So anyway, that was the first week of school.
H went back on Monday. My social media feeds have been full of kids going to school for the first time (and the accompanying parental meltdowns). It brought back last September for me in a great, vivid wave; I could almost taste it: the fear and the excitement and the pining, almost. I saw a lot of mothers apologising or feeling embarrassed for getting so emotional – as I did too, last year. What is it about starting school that means so much to us? Perhaps it’s the first determined step in a long road that leads away from us? Or maybe it’s because we’re sending them deliberately, and for the first time, into an environment where they have the possibility of being hurt. In a lot of ways, it represents an ending for us as much as a beginning for them. I know I worried that I hadn’t done enough, been enough, tried hard enough, during that time when I’d been everything to him.
It was less, this year, that feeling. But still there: he’s not the baby anymore, and watching him march into the big school building towards proper Maths and Stuff, tearfully clutching PE kit and book bag to his chest, was a bit of a killer. It was a big deal for him, but he did it, all week. I was proud of him, and so were his robots and superheroes (they are too manly and stiff-upper-lip to say so, of course, so they expressed it through the medium of doughnuts).
I saw someone say online that the first day of school and the first time they learn to ride a bike are the same sort of milestone, the same sauntering off into independence while we hurt and hope behind them. As it happens, he learned how to ride a bike this week, too. GOOD TIMING, BUDDY.
We cycled to and from school for two days. He’s weirdly happy and confident about it – willing to try again when he messes up, improving astonishingly quickly, and asking for extra cycling sessions with Tim after dinner. I was surprised, but I think he’s just stumbled across his freebie: that thing you’re good at without having to try very hard. He’s found his Nimbus Two Thousand, basically. See also: me and eating cake. See not also: me and riding bikes (I crashed more than H did. T is heavy).

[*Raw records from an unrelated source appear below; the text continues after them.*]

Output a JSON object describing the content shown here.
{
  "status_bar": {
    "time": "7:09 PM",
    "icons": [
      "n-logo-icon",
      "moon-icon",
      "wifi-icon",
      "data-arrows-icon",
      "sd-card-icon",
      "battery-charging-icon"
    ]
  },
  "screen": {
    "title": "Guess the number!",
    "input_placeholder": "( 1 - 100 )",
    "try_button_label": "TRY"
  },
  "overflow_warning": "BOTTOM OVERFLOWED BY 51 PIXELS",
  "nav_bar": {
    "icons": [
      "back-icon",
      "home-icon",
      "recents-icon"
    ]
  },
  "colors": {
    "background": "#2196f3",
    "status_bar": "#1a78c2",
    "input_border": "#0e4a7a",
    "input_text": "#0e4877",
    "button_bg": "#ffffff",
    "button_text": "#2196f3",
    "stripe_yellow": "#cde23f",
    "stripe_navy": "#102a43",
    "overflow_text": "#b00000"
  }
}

Then T, who had two settling-in sessions at nursery towards the end of the week. I was totally blase about this one – he isn’t afraid of anything except invisible spiders, and definitely not rooms full of toys or new people. He had a blast, and was about as loud as one. And yet I STILL got ambushed by Feelings: if anyone knows how to look at your three-year-old stomping off in his miniature shiny black school shoes and too-large trousers without whimpering audibly, let me know. It didn’t happen here.
So now, a new frontier: T starts properly on Monday, and I’ll be without them both for two hours a day. I’ve been trying to think of useful things to do with that time – my first regular, unbargained- and unpaid-for time alone for some years – and so far all my brain’s come up with is naps.
Anything else, brain?
I guess we’ll start there, then.